Let me digress for a second with a quick talk about listening to books. I am a member of Audible.Com, so that I can cheaply download books to my iPod or iPhone. I listen to them on the way home while fighting traffic (insert your own traffic rant here). It is a fantastic service in that they keep my library as a backup, so I can re-load books on newer computers, or ones that I’ve fixed. I listen to books for self improvement, not the Science Fiction books I normally read.

He describes many people, with different job descriptions, who became successful because of their preparation. He claims that success has less to do with talent than simple repitition. Bill Gates had tremendous opportunities for programming when he was young; he got in his 10,000 hours in time to take advantage of a new technology. The Beatles put in their 10,000 hours on stage. Look at professional piano players, violinists, hockey players, the list goes on.

For anyone out there who still has the ability to focus 10,000 hours of their life on a single activity, I say “Do It”. This has got me incredibly excited. Want to know why I am such a good programmer? I got my first computer at 13. I learned Cobol, Pascal, and RPG in high school. I majored in Computer Science in college, and then got my first real job doing programming support. I easily put in 10,000 hours.

I am encouraging my kids to think about what they want to do. My daughter might be an author, I told her to write. It doesn’t matter what she writes, it will get better over time – 10,000 hours worth of time.

If you are older, have a family, a mortgage, and adult responsibilities, you may not think you have time for that 10,000 hours. It does seem a daunting task.
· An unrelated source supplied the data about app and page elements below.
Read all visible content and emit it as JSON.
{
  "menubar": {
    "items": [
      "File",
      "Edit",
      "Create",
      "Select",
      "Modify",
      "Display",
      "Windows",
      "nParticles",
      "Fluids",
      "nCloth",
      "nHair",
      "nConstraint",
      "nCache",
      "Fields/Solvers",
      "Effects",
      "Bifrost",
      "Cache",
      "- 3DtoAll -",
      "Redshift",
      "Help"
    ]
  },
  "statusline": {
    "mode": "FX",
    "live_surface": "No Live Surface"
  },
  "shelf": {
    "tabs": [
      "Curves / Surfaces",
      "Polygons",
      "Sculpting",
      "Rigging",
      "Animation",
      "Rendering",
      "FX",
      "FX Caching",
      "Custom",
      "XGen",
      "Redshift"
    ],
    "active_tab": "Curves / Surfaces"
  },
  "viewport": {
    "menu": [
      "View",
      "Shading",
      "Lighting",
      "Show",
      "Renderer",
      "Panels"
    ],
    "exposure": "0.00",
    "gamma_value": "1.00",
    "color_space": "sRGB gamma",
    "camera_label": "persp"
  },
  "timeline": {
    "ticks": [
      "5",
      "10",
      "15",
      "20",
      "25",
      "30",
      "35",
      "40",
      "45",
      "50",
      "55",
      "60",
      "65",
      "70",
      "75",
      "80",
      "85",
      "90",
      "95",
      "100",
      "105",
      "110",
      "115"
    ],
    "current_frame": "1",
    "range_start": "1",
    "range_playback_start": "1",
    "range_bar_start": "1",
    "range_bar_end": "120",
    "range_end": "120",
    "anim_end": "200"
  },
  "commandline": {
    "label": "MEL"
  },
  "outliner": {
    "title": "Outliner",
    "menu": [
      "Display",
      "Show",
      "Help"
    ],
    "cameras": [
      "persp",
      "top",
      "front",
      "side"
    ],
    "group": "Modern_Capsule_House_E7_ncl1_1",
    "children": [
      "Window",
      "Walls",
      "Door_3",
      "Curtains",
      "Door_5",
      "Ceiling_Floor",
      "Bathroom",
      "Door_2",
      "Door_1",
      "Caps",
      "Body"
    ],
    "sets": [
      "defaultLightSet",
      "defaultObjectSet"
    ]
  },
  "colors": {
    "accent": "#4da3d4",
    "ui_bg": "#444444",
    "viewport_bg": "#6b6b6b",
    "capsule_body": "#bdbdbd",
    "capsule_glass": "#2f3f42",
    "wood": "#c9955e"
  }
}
However, in this economy why not try? Even a little preparation has got to be better than none. Who knows where it will take you.